Exercise brief
Would you print the records below word for word, without the pictures?

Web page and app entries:
★ ★ ★

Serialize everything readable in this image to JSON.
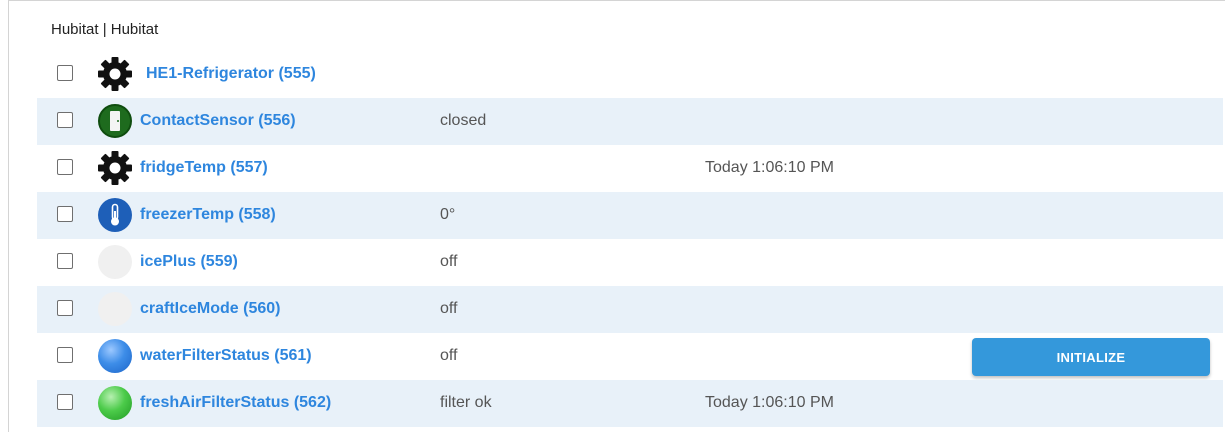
{
  "group": {
    "header": "Hubitat | Hubitat"
  },
  "devices": [
    {
      "name": "HE1-Refrigerator  (555)",
      "icon": "gear-icon",
      "state": "",
      "time": ""
    },
    {
      "name": "ContactSensor (556)",
      "icon": "contact-door-icon",
      "state": "closed",
      "time": ""
    },
    {
      "name": "fridgeTemp (557)",
      "icon": "gear-icon",
      "state": "",
      "time": "Today 1:06:10 PM"
    },
    {
      "name": "freezerTemp (558)",
      "icon": "thermometer-icon",
      "state": "0°",
      "time": ""
    },
    {
      "name": "icePlus (559)",
      "icon": "blank-icon",
      "state": "off",
      "time": ""
    },
    {
      "name": "craftIceMode (560)",
      "icon": "blank-icon",
      "state": "off",
      "time": ""
    },
    {
      "name": "waterFilterStatus (561)",
      "icon": "blue-sphere-icon",
      "state": "off",
      "time": "",
      "button": "INITIALIZE"
    },
    {
      "name": "freshAirFilterStatus (562)",
      "icon": "green-sphere-icon",
      "state": "filter ok",
      "time": "Today 1:06:10 PM"
    }
  ],
  "colors": {
    "link": "#2e86de",
    "row_alt": "#e8f1f9",
    "button": "#3498db"
  }
}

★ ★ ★

Task solution
Serialize everything readable in this image to JSON.
{
  "group": {
    "header": "Hubitat | Hubitat"
  },
  "devices": [
    {
      "name": "HE1-Refrigerator  (555)",
      "icon": "gear-icon",
      "state": "",
      "time": ""
    },
    {
      "name": "ContactSensor (556)",
      "icon": "contact-door-icon",
      "state": "closed",
      "time": ""
    },
    {
      "name": "fridgeTemp (557)",
      "icon": "gear-icon",
      "state": "",
      "time": "Today 1:06:10 PM"
    },
    {
      "name": "freezerTemp (558)",
      "icon": "thermometer-icon",
      "state": "0°",
      "time": ""
    },
    {
      "name": "icePlus (559)",
      "icon": "blank-icon",
      "state": "off",
      "time": ""
    },
    {
      "name": "craftIceMode (560)",
      "icon": "blank-icon",
      "state": "off",
      "time": ""
    },
    {
      "name": "waterFilterStatus (561)",
      "icon": "blue-sphere-icon",
      "state": "off",
      "time": "",
      "button": "INITIALIZE"
    },
    {
      "name": "freshAirFilterStatus (562)",
      "icon": "green-sphere-icon",
      "state": "filter ok",
      "time": "Today 1:06:10 PM"
    }
  ],
  "colors": {
    "link": "#2e86de",
    "row_alt": "#e8f1f9",
    "button": "#3498db"
  }
}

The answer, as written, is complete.